Public companies and financial organizations face many compliance requirements driven by external regulations or internal requirements. These have far-reaching impacts on IT’s data management and record retention strategies.
To meet these mandates, publicly traded companies, their audit firms, wealth management firms and brokers need to keep abreast of requirements while minimizing the impact on DataOps and DevOps. The following delves into some of these data management challenges.
Data and Record Retention for Corporations and Auditors, Sarbanes-Oxley (SOX) Act Compliance
Not a new regulation but one that changed how businesses operate, SOX was enacted in 2002 in the aftermath of Enron and many other financial scandals of the era. The scandals called into question how much investors could trust companies and their independent auditors. The act sought to reinstill this trust.

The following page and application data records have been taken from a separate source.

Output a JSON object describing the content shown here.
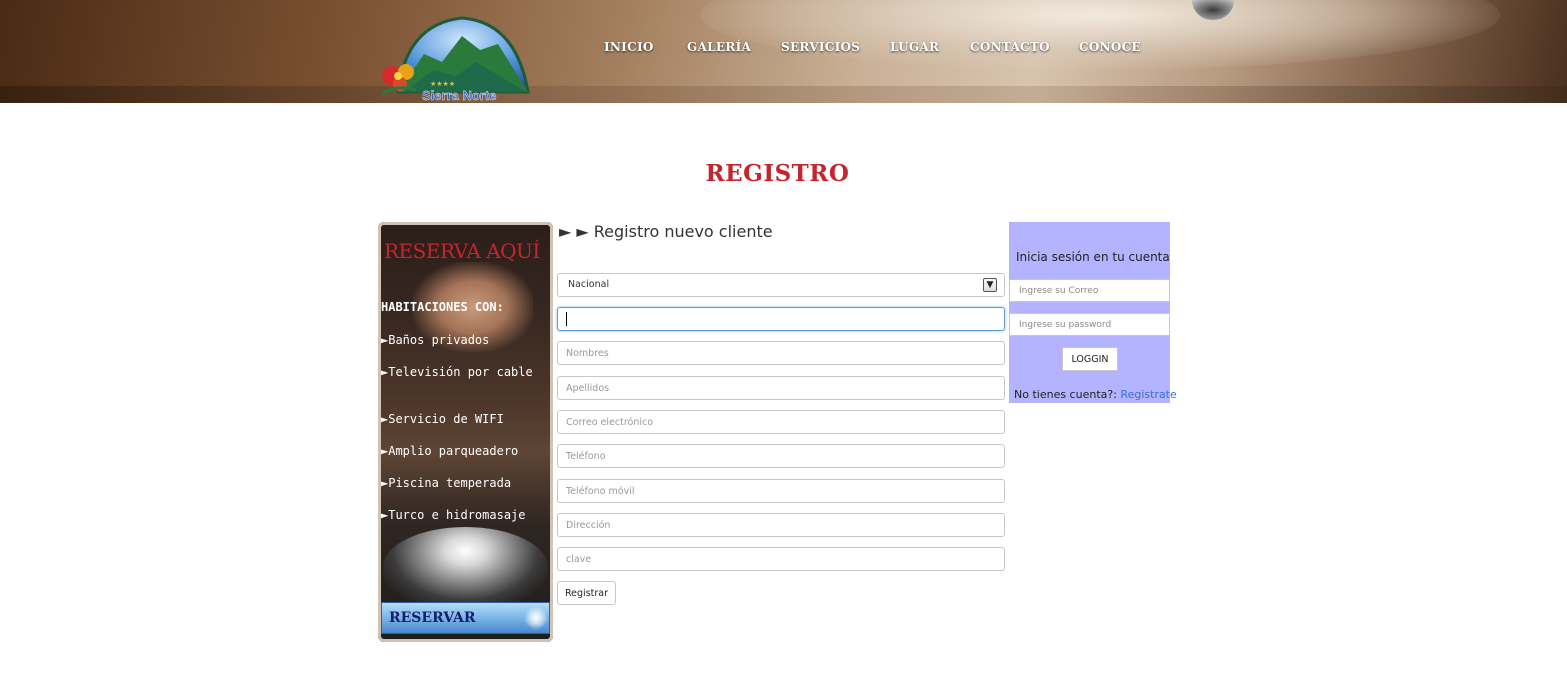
{
  "brand": {
    "logo_text": "Sierra Norte",
    "stars": "★★★★"
  },
  "nav": [
    "INICIO",
    "GALERÍA",
    "SERVICIOS",
    "LUGAR",
    "CONTACTO",
    "CONOCE"
  ],
  "page_title": "REGISTRO",
  "promo": {
    "title": "RESERVA AQUÍ",
    "subtitle": "HABITACIONES CON:",
    "features": [
      "►Baños privados",
      "►Televisión por cable",
      "►Servicio de WIFI",
      "►Amplio parqueadero",
      "►Piscina temperada",
      "►Turco e hidromasaje"
    ],
    "button_label": "RESERVAR"
  },
  "register": {
    "heading": "► ► Registro nuevo cliente",
    "select_value": "Nacional",
    "placeholders": {
      "nombres": "Nombres",
      "apellidos": "Apellidos",
      "correo": "Correo electrónico",
      "telefono": "Teléfono",
      "movil": "Teléfono móvil",
      "direccion": "Dirección",
      "clave": "clave"
    },
    "submit_label": "Registrar"
  },
  "login": {
    "title": "Inicia sesión en tu cuenta",
    "email_placeholder": "Ingrese su Correo",
    "password_placeholder": "Ingrese su password",
    "button_label": "LOGGIN",
    "no_account_text": "No tienes cuenta?: ",
    "register_link": "Registrate"
  },
  "colors": {
    "title_red": "#c4262e",
    "login_bg": "#b3b3ff",
    "link_blue": "#3a6fd8"
  }
}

The impact on IT groups? IT leaders of the day were challenged with reimagining their systems to meet the new controls and record retention requirements. Like any major regulatory change, the murmurs of the day centered cost and resources needed to implement the changes for both corporations and independent audit firms. What follows are a few ways that the regulations impact data management and record retention.
For corporations, sections 103 and 104 require companies to retain records related to audits of their financial statements for seven years. SOX section 404 requires companies to retain records that support their annual internal control report.
For auditors, section 802 requires them to keep records for seven years after concluding an audit or review. What type of records? Work papers and other documents that formed the basis of the audit or review plus memorandums, correspondence, communications, other documents, and records (including electronic records) should be retained.
Data and Record Retention for Wealth Management Firms
Wealth management firms that manage over $110 million in client assets need to adhere to SEC rules for record management and retention. Unless they are in New York or Wyoming, those under that threshold need to consider their state’s rules. What follows is a summary of some essential data and record retention rules.
Most records need to be retained for at least 5 years, with at least 2 of the most recent years located in the adviser’s office (see Title 17 CFR Part
275.204-2). Types of records that need to be retained are extensive including customer records, advisor records, financial and transactional records, agreements, communications, and promotional materials. As technology has advanced, even communication through SaaS apps such as chat is at stake.
Data and Record Retention for Financial Dealers and Brokers
FINRA is the organization responsible for supervising broker-dealers and is overseen by the SEC. They also adopt rules to supplement those of the SEC, which include data and record retention rules.
Like wealth management firms, broker and dealer firms need to retain records for at least 6 years and need to have the last 2 years of records “easily accessible” with some exceptions. Generally, daily records and financial ledgers need to be retained for 6 years with some records, such as memorandums, only need to be kept for 3 years (see Title 17 CFR Part 240.17a).
How does FINRA impact business continuity plans?